BEGIN Data extracts

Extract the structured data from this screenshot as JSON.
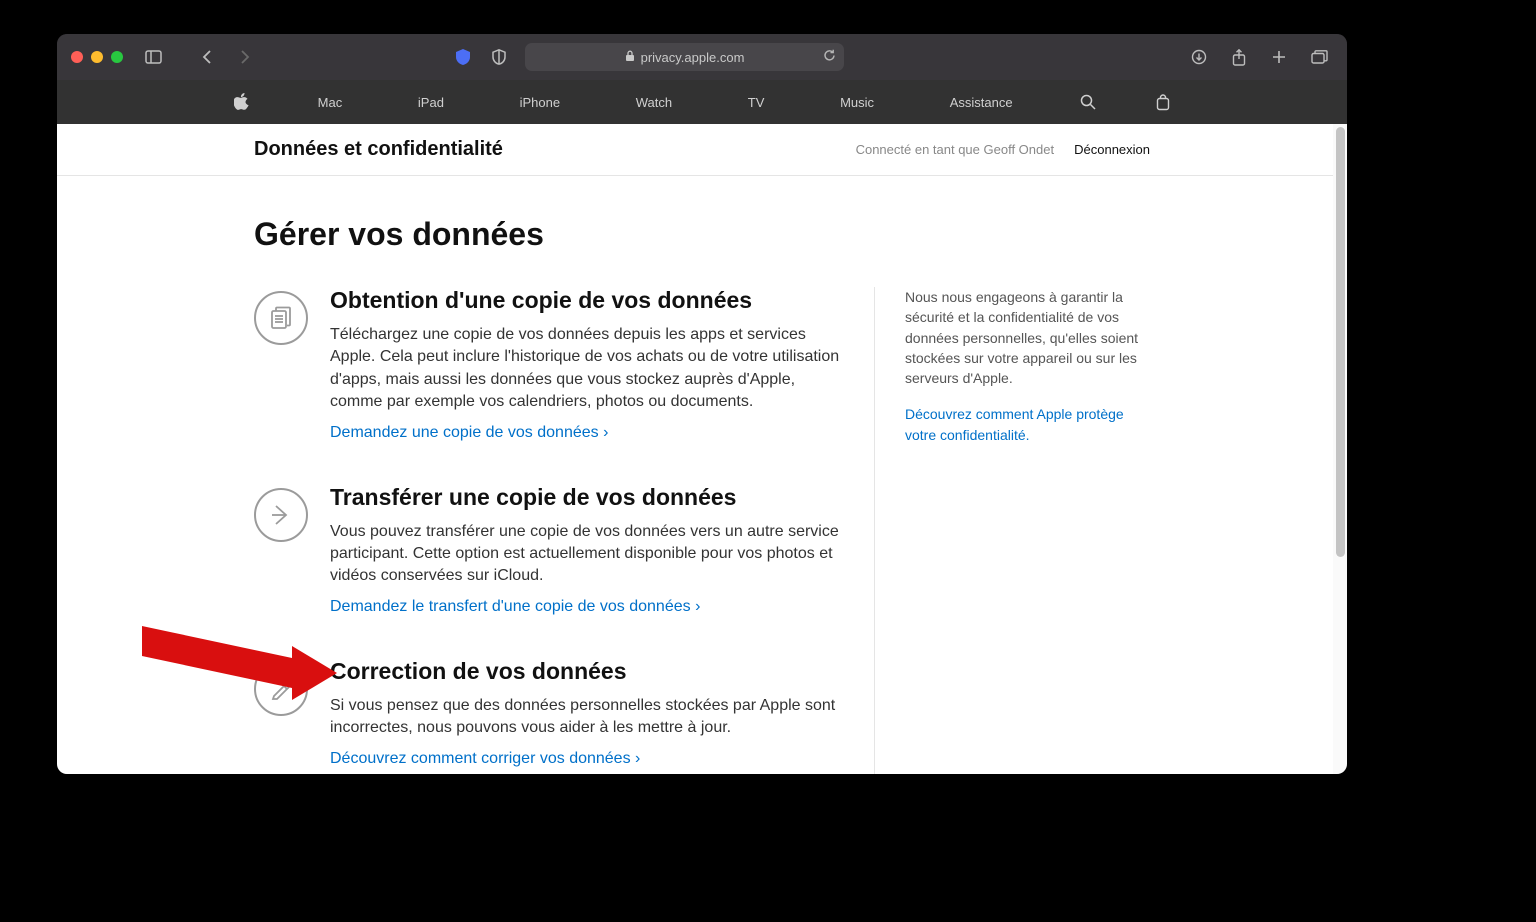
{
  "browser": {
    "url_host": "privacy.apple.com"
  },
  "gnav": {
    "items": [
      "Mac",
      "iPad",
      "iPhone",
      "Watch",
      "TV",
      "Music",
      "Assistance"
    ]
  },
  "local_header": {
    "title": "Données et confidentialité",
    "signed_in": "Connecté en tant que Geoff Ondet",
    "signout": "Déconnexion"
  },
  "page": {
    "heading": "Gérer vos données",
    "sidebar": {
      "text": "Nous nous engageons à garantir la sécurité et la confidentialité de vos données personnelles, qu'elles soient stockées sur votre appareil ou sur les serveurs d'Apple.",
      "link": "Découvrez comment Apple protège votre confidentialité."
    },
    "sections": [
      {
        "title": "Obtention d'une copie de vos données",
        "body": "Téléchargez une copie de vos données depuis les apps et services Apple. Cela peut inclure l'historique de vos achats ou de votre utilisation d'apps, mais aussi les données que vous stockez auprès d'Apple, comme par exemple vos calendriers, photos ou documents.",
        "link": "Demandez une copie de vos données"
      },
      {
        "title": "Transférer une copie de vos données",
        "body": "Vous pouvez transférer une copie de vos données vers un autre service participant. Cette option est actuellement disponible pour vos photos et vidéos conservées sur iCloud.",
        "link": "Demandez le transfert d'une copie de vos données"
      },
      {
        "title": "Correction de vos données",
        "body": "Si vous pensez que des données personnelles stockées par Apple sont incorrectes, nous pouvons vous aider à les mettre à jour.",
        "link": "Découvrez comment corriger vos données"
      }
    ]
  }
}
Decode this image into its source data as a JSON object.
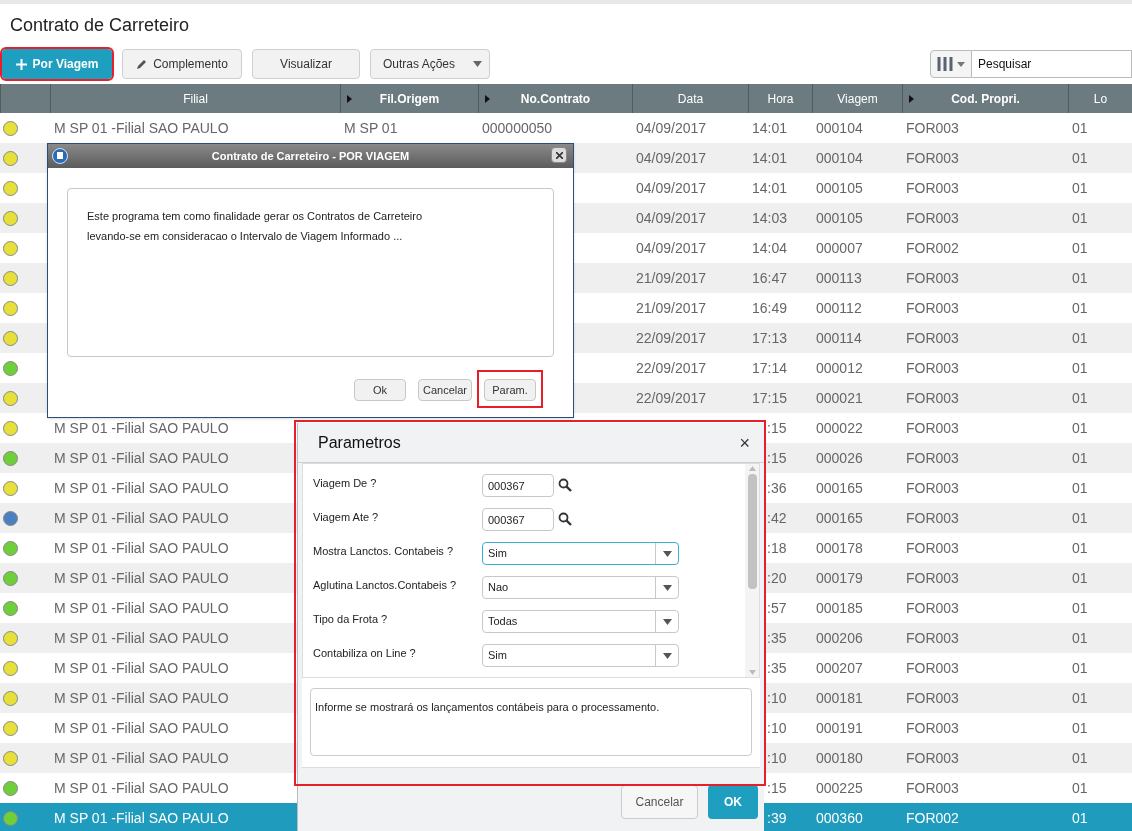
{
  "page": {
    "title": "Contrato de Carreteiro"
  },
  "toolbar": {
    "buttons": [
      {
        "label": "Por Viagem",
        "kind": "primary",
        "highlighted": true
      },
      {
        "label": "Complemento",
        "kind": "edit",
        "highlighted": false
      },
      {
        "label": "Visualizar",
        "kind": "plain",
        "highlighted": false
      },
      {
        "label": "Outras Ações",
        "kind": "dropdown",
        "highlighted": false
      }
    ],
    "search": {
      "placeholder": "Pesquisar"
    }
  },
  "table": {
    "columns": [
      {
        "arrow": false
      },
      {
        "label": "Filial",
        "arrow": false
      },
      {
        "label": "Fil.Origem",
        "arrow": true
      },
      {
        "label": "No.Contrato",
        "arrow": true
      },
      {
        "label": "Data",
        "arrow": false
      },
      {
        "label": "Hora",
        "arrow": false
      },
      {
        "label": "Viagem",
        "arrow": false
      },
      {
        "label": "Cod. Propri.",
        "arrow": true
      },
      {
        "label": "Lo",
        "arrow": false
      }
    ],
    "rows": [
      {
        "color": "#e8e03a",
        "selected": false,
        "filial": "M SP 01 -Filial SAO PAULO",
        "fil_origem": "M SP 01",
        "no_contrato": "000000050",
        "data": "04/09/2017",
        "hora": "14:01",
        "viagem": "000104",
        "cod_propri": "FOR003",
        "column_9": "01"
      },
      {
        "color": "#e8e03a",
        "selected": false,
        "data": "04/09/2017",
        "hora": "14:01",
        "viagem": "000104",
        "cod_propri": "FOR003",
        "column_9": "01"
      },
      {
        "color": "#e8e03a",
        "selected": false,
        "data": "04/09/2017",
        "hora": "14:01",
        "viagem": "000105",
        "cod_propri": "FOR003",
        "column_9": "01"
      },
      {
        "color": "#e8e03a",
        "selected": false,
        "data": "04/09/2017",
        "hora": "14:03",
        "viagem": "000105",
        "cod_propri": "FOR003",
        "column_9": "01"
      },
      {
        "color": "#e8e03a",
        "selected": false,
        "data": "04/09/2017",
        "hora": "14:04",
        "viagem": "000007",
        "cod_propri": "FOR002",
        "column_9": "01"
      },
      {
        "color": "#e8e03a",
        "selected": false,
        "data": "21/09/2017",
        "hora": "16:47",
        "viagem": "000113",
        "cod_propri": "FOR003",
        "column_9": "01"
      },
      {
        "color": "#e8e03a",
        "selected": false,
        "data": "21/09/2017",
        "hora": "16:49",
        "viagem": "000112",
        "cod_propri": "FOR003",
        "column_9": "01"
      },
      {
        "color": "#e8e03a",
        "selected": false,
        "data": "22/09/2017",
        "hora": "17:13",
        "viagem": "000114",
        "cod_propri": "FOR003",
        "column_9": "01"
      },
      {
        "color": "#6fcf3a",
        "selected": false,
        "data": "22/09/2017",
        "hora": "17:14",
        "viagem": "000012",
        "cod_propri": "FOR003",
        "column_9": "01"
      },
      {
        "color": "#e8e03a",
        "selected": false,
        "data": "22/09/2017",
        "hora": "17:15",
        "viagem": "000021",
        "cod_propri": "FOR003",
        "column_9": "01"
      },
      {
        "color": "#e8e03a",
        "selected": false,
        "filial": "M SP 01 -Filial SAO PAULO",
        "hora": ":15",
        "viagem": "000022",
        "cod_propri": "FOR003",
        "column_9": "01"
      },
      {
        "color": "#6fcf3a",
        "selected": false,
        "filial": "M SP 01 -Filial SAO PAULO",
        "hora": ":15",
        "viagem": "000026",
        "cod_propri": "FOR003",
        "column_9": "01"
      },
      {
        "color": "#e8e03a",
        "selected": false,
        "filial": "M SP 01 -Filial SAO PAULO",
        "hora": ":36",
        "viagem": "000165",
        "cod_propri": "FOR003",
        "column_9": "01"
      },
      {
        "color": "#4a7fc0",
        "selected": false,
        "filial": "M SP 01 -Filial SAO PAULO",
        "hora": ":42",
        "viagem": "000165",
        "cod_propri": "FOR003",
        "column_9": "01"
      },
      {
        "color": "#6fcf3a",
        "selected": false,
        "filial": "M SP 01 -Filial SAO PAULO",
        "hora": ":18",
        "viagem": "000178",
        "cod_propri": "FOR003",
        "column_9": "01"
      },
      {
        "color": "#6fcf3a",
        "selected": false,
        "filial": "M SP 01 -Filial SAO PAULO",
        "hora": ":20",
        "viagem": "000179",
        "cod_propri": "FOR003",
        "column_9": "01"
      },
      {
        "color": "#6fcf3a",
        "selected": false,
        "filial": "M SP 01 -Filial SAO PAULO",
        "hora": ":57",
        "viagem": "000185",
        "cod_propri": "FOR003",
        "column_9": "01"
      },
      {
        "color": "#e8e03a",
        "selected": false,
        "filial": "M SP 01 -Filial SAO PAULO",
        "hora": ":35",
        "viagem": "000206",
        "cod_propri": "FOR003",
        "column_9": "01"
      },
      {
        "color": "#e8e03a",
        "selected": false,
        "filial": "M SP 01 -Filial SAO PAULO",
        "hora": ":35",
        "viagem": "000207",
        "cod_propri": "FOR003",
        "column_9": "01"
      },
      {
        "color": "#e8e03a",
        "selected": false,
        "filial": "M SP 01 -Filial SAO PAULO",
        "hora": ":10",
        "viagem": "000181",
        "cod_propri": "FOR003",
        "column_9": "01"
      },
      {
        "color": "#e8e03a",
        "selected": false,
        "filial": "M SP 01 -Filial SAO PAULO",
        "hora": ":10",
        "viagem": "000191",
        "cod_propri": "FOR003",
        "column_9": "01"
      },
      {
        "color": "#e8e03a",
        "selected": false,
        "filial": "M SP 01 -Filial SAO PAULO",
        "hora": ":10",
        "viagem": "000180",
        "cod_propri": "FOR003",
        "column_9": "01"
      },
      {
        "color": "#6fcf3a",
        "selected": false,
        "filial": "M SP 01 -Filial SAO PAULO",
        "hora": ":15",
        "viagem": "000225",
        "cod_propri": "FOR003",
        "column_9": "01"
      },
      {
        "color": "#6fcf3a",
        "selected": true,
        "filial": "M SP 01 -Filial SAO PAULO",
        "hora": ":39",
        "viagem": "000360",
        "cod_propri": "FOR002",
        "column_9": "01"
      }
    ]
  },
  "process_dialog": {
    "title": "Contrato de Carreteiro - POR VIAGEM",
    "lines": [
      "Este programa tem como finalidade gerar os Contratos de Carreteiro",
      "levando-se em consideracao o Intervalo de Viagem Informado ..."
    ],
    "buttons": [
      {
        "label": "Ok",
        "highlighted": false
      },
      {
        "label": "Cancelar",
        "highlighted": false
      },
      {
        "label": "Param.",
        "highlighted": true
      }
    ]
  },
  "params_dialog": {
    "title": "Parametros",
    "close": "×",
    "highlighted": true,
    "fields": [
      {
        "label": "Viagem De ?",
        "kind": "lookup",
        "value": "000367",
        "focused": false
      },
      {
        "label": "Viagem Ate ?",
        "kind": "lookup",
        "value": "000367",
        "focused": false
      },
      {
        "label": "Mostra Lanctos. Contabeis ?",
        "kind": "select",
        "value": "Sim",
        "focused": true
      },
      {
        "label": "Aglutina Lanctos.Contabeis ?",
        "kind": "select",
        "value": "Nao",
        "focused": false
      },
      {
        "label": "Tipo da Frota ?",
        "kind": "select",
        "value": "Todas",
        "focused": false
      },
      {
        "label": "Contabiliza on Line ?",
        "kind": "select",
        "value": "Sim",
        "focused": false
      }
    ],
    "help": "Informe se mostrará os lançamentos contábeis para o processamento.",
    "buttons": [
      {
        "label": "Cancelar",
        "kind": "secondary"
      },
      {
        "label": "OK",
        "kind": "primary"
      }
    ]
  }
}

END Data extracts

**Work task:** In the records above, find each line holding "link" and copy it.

**Task result:**
      "link": "Découvrez comment Apple protège votre confidentialité."
        "link": "Demandez une copie de vos données"
        "link": "Demandez le transfert d'une copie de vos données"
        "link": "Découvrez comment corriger vos données"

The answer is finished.